> [Work task]:
All of the records need to be retyped exactly, with no line dropped.

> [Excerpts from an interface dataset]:
= = = = = = =

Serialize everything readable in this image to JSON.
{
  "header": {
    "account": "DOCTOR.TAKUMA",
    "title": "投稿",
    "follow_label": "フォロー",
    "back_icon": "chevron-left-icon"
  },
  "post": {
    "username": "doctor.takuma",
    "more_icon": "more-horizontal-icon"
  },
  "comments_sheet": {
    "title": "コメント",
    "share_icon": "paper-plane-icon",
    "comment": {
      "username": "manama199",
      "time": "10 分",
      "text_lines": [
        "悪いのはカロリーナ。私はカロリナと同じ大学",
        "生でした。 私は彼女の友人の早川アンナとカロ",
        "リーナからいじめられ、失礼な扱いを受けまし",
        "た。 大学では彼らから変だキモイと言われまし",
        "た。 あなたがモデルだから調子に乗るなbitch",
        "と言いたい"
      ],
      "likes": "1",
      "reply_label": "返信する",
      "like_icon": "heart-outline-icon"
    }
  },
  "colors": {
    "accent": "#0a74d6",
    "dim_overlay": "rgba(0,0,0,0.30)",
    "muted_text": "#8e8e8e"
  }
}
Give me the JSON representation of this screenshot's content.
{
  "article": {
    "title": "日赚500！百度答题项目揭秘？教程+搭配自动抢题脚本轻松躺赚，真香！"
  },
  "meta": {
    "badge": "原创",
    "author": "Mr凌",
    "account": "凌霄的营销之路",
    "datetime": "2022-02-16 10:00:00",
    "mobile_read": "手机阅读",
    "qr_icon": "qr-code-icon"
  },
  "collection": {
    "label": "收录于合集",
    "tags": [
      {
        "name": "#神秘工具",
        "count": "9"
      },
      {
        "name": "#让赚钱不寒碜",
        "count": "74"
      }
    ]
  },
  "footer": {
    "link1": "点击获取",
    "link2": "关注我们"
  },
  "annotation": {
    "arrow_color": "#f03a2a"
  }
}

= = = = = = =

> [Response]:
Serialize everything readable in this image to JSON.
{
  "header": {
    "account": "DOCTOR.TAKUMA",
    "title": "投稿",
    "follow_label": "フォロー",
    "back_icon": "chevron-left-icon"
  },
  "post": {
    "username": "doctor.takuma",
    "more_icon": "more-horizontal-icon"
  },
  "comments_sheet": {
    "title": "コメント",
    "share_icon": "paper-plane-icon",
    "comment": {
      "username": "manama199",
      "time": "10 分",
      "text_lines": [
        "悪いのはカロリーナ。私はカロリナと同じ大学",
        "生でした。 私は彼女の友人の早川アンナとカロ",
        "リーナからいじめられ、失礼な扱いを受けまし",
        "た。 大学では彼らから変だキモイと言われまし",
        "た。 あなたがモデルだから調子に乗るなbitch",
        "と言いたい"
      ],
      "likes": "1",
      "reply_label": "返信する",
      "like_icon": "heart-outline-icon"
    }
  },
  "colors": {
    "accent": "#0a74d6",
    "dim_overlay": "rgba(0,0,0,0.30)",
    "muted_text": "#8e8e8e"
  }
}
Give me the JSON representation of this screenshot's content.
{
  "article": {
    "title": "日赚500！百度答题项目揭秘？教程+搭配自动抢题脚本轻松躺赚，真香！"
  },
  "meta": {
    "badge": "原创",
    "author": "Mr凌",
    "account": "凌霄的营销之路",
    "datetime": "2022-02-16 10:00:00",
    "mobile_read": "手机阅读",
    "qr_icon": "qr-code-icon"
  },
  "collection": {
    "label": "收录于合集",
    "tags": [
      {
        "name": "#神秘工具",
        "count": "9"
      },
      {
        "name": "#让赚钱不寒碜",
        "count": "74"
      }
    ]
  },
  "footer": {
    "link1": "点击获取",
    "link2": "关注我们"
  },
  "annotation": {
    "arrow_color": "#f03a2a"
  }
}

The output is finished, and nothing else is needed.